> _TASK INSTRUCTIONS_: State how many lines of the entries below hold the word "title"; reply with nothing but the number.

--------------------------------

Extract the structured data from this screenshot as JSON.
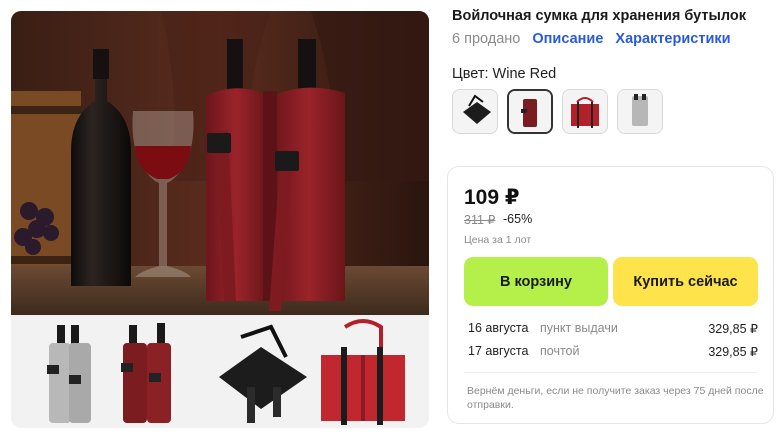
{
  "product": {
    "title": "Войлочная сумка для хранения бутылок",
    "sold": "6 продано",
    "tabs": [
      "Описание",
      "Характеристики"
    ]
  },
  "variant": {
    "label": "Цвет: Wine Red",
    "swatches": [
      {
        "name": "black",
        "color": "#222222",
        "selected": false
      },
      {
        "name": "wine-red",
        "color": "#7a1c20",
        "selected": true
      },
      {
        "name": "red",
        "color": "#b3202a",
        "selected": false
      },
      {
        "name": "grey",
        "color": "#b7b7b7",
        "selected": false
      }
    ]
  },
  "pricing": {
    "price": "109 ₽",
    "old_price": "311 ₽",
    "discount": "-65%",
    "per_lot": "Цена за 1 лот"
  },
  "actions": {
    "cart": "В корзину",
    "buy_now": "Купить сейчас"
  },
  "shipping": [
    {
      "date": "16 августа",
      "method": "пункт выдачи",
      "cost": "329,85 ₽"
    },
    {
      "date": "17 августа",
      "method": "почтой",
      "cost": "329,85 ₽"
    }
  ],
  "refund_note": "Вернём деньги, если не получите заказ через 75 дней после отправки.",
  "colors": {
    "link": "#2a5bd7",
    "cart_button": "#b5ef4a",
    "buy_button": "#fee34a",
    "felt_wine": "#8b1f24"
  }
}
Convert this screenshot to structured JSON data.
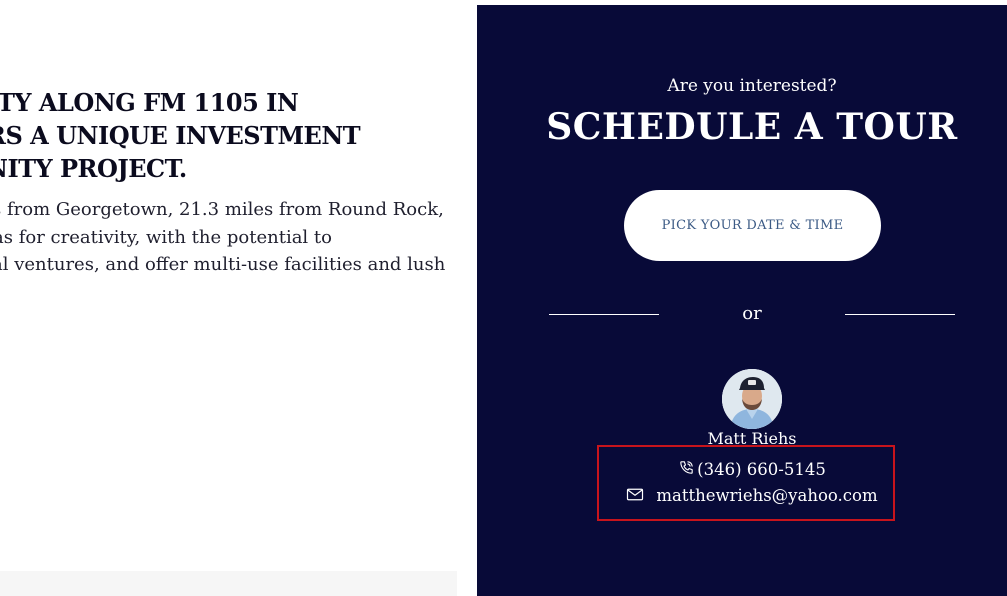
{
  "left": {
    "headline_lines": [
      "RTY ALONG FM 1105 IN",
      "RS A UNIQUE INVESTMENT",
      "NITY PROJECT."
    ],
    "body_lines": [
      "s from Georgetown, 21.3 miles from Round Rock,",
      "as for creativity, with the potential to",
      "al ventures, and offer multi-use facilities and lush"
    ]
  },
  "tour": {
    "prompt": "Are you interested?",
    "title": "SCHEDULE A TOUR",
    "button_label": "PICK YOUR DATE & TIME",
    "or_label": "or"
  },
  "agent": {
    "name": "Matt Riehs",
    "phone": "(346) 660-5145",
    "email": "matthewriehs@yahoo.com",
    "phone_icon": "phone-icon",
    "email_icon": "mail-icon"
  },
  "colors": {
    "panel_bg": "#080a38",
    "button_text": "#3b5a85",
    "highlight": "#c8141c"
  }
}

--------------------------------

> _PROBLEM SOLUTION_: 2